**What the task asks**
All entries shown below must be given again word for word.

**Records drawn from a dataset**
★ ★ ★
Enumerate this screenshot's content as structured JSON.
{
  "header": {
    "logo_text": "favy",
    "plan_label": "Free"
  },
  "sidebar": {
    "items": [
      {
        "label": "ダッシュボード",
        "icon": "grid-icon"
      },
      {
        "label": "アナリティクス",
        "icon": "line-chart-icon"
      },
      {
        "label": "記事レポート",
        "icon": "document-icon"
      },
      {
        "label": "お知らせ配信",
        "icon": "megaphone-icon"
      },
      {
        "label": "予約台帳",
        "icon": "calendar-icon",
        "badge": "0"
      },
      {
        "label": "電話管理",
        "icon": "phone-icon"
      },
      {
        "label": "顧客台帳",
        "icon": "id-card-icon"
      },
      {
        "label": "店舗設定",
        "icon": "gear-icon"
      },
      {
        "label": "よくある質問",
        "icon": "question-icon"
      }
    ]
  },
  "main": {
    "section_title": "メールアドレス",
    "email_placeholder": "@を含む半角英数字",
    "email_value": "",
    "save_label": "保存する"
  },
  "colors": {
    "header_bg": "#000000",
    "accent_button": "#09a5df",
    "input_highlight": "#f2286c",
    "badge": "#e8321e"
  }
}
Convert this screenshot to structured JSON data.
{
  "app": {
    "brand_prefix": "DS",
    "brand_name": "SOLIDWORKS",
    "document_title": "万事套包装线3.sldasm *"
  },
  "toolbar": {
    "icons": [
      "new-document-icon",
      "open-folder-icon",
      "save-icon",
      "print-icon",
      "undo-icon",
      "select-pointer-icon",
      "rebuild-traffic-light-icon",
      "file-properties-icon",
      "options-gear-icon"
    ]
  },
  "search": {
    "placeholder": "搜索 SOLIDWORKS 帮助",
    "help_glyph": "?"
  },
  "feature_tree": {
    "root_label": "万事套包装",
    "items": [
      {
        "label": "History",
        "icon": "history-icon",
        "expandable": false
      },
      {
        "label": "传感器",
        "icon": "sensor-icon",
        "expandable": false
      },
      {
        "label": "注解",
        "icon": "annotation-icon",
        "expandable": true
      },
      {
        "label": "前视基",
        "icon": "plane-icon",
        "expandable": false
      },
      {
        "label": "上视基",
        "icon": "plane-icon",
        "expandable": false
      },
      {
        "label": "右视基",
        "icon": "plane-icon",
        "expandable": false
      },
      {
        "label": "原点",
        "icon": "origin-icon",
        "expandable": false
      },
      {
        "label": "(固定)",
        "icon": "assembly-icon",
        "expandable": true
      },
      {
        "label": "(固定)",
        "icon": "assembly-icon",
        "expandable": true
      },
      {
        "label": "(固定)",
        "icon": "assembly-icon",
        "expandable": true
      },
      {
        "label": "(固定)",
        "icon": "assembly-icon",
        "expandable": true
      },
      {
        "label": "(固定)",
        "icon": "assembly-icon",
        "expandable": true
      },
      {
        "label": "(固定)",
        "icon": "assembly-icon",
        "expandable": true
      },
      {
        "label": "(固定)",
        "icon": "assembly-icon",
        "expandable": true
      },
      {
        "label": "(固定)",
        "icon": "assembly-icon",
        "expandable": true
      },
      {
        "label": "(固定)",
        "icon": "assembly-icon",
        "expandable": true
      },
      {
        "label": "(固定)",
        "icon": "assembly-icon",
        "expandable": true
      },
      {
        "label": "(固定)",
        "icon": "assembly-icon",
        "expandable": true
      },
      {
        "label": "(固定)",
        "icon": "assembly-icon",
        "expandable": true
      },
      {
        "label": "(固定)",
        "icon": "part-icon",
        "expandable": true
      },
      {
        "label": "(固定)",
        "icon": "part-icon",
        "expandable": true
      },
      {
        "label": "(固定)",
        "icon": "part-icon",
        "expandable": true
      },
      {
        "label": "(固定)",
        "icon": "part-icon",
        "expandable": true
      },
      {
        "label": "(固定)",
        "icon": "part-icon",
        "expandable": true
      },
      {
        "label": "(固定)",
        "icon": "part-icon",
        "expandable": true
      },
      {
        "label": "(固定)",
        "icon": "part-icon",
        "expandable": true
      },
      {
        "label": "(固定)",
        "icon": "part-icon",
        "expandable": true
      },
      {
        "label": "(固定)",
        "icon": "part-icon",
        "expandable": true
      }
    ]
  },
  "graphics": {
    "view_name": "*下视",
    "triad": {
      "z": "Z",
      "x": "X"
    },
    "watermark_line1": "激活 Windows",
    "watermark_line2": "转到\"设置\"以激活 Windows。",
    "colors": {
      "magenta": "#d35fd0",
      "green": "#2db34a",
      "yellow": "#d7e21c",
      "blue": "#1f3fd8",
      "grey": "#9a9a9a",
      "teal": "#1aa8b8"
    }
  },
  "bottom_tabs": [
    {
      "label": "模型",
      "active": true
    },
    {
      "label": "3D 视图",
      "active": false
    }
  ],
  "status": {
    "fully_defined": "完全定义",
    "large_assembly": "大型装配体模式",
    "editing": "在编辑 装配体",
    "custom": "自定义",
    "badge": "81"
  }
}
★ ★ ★
**Output**
Enumerate this screenshot's content as structured JSON.
{
  "header": {
    "logo_text": "favy",
    "plan_label": "Free"
  },
  "sidebar": {
    "items": [
      {
        "label": "ダッシュボード",
        "icon": "grid-icon"
      },
      {
        "label": "アナリティクス",
        "icon": "line-chart-icon"
      },
      {
        "label": "記事レポート",
        "icon": "document-icon"
      },
      {
        "label": "お知らせ配信",
        "icon": "megaphone-icon"
      },
      {
        "label": "予約台帳",
        "icon": "calendar-icon",
        "badge": "0"
      },
      {
        "label": "電話管理",
        "icon": "phone-icon"
      },
      {
        "label": "顧客台帳",
        "icon": "id-card-icon"
      },
      {
        "label": "店舗設定",
        "icon": "gear-icon"
      },
      {
        "label": "よくある質問",
        "icon": "question-icon"
      }
    ]
  },
  "main": {
    "section_title": "メールアドレス",
    "email_placeholder": "@を含む半角英数字",
    "email_value": "",
    "save_label": "保存する"
  },
  "colors": {
    "header_bg": "#000000",
    "accent_button": "#09a5df",
    "input_highlight": "#f2286c",
    "badge": "#e8321e"
  }
}
Convert this screenshot to structured JSON data.
{
  "app": {
    "brand_prefix": "DS",
    "brand_name": "SOLIDWORKS",
    "document_title": "万事套包装线3.sldasm *"
  },
  "toolbar": {
    "icons": [
      "new-document-icon",
      "open-folder-icon",
      "save-icon",
      "print-icon",
      "undo-icon",
      "select-pointer-icon",
      "rebuild-traffic-light-icon",
      "file-properties-icon",
      "options-gear-icon"
    ]
  },
  "search": {
    "placeholder": "搜索 SOLIDWORKS 帮助",
    "help_glyph": "?"
  },
  "feature_tree": {
    "root_label": "万事套包装",
    "items": [
      {
        "label": "History",
        "icon": "history-icon",
        "expandable": false
      },
      {
        "label": "传感器",
        "icon": "sensor-icon",
        "expandable": false
      },
      {
        "label": "注解",
        "icon": "annotation-icon",
        "expandable": true
      },
      {
        "label": "前视基",
        "icon": "plane-icon",
        "expandable": false
      },
      {
        "label": "上视基",
        "icon": "plane-icon",
        "expandable": false
      },
      {
        "label": "右视基",
        "icon": "plane-icon",
        "expandable": false
      },
      {
        "label": "原点",
        "icon": "origin-icon",
        "expandable": false
      },
      {
        "label": "(固定)",
        "icon": "assembly-icon",
        "expandable": true
      },
      {
        "label": "(固定)",
        "icon": "assembly-icon",
        "expandable": true
      },
      {
        "label": "(固定)",
        "icon": "assembly-icon",
        "expandable": true
      },
      {
        "label": "(固定)",
        "icon": "assembly-icon",
        "expandable": true
      },
      {
        "label": "(固定)",
        "icon": "assembly-icon",
        "expandable": true
      },
      {
        "label": "(固定)",
        "icon": "assembly-icon",
        "expandable": true
      },
      {
        "label": "(固定)",
        "icon": "assembly-icon",
        "expandable": true
      },
      {
        "label": "(固定)",
        "icon": "assembly-icon",
        "expandable": true
      },
      {
        "label": "(固定)",
        "icon": "assembly-icon",
        "expandable": true
      },
      {
        "label": "(固定)",
        "icon": "assembly-icon",
        "expandable": true
      },
      {
        "label": "(固定)",
        "icon": "assembly-icon",
        "expandable": true
      },
      {
        "label": "(固定)",
        "icon": "assembly-icon",
        "expandable": true
      },
      {
        "label": "(固定)",
        "icon": "part-icon",
        "expandable": true
      },
      {
        "label": "(固定)",
        "icon": "part-icon",
        "expandable": true
      },
      {
        "label": "(固定)",
        "icon": "part-icon",
        "expandable": true
      },
      {
        "label": "(固定)",
        "icon": "part-icon",
        "expandable": true
      },
      {
        "label": "(固定)",
        "icon": "part-icon",
        "expandable": true
      },
      {
        "label": "(固定)",
        "icon": "part-icon",
        "expandable": true
      },
      {
        "label": "(固定)",
        "icon": "part-icon",
        "expandable": true
      },
      {
        "label": "(固定)",
        "icon": "part-icon",
        "expandable": true
      },
      {
        "label": "(固定)",
        "icon": "part-icon",
        "expandable": true
      }
    ]
  },
  "graphics": {
    "view_name": "*下视",
    "triad": {
      "z": "Z",
      "x": "X"
    },
    "watermark_line1": "激活 Windows",
    "watermark_line2": "转到\"设置\"以激活 Windows。",
    "colors": {
      "magenta": "#d35fd0",
      "green": "#2db34a",
      "yellow": "#d7e21c",
      "blue": "#1f3fd8",
      "grey": "#9a9a9a",
      "teal": "#1aa8b8"
    }
  },
  "bottom_tabs": [
    {
      "label": "模型",
      "active": true
    },
    {
      "label": "3D 视图",
      "active": false
    }
  ],
  "status": {
    "fully_defined": "完全定义",
    "large_assembly": "大型装配体模式",
    "editing": "在编辑 装配体",
    "custom": "自定义",
    "badge": "81"
  }
}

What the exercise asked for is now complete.